"As consumers, we would not choose that [misshapen or blemished] watermelon if we were in the supermarket," says Wayne Fish of the USDA's Agriculture Research Service's South Central Agricultural Research Laboratory in Lane, Okla., and lead author of a paper on the fruity biofuels idea published today in the journal Biotechnology for Biofuels. "So the growers won't even pick them."

With such a large percentage of their crop simply left to be plowed back into the field, farmers wondered what could be done. "Anything that they can do to add value to the crop is money in their pocket, and could be the difference between a loss for the year and a modest income," Fish says.

After hearing this enough times, the USDA team began to ask themselves: What could watermelon lacking a perfect complexion or physique have to offer? Given a growing biofuel industry, they wondered if the fruit might somehow be turned into fuel.
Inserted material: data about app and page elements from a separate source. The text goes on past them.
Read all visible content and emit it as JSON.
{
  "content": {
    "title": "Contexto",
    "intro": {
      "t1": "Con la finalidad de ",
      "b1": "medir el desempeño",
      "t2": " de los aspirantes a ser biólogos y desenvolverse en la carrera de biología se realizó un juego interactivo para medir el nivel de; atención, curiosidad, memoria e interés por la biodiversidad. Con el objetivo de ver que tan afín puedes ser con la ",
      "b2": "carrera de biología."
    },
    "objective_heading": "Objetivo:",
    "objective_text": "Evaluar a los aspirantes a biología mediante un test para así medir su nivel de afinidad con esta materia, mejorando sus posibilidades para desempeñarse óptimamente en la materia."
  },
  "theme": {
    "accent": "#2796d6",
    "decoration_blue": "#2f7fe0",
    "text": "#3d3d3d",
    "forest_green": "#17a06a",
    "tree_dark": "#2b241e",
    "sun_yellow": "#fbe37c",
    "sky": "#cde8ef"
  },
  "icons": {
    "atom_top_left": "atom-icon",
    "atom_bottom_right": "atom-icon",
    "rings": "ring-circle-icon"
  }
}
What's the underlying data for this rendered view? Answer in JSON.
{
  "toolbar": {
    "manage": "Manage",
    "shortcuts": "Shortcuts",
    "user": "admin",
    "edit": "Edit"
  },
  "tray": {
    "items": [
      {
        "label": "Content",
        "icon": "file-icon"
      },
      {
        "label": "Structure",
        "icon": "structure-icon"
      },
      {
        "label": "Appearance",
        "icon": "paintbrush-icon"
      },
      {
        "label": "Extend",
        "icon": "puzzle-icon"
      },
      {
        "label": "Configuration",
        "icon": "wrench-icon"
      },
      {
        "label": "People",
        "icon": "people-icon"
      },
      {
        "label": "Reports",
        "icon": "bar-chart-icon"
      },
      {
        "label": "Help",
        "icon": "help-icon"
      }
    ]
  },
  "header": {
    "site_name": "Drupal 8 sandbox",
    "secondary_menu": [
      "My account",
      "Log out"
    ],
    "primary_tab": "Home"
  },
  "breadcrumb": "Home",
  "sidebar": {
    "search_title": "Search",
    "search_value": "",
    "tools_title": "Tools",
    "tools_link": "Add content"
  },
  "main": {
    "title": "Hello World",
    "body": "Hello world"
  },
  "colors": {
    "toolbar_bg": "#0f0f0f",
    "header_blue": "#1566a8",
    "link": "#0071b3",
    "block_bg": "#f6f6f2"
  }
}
Ethanol biofuels are created through the breaking down of complex sugars, followed by fermentation. With corn, an increasingly popular biofuel source, the starch must first be treated with special enzymes to break it apart into basic sugar units. Watermelons, on the other hand, naturally harbor simple sugars, allowing more efficient conversion to ethanol. 

The resulting quantities of fuel are not insignificant. "If you took 10 tons of watermelon—about the amount of culled watermelons per acre—and fermented both the juice from the flesh and the rind, you would get about 115 gallons of ethanol," Fish says. He notes, however, that the fruit's relatively low sugar concentration, about 10 percent, may lend itself to more efficient use as a supplement or dilutant for other biofuel crops.

This juicy precursor to ethanol isn't the only treasure lying under the thick green skin. The watermelon is also rich in the nutrients lycopene—which makes its flesh red—and L-sitrulline. This inspired the researchers' idea of first harvesting these nutrients, and then fermenting the sugary fruit juice into a fuel for use on or off the farm. Between labor and transportation costs, such production may not be practical, but a company in Texas is working on a "mobilized processing system" that can be taken from field to field. Fish predicts a prototype in operation by next year's watermelon crop.

"Instead of taking Mohammad to the mountain," Fish says, "we can take the mountain to Mohammad." And with the world's heaviest watermelon on record weighing in at over 250 pounds, some harvesters may very well feel like they are moving mountains.

Picture by Yasonya via iStockphoto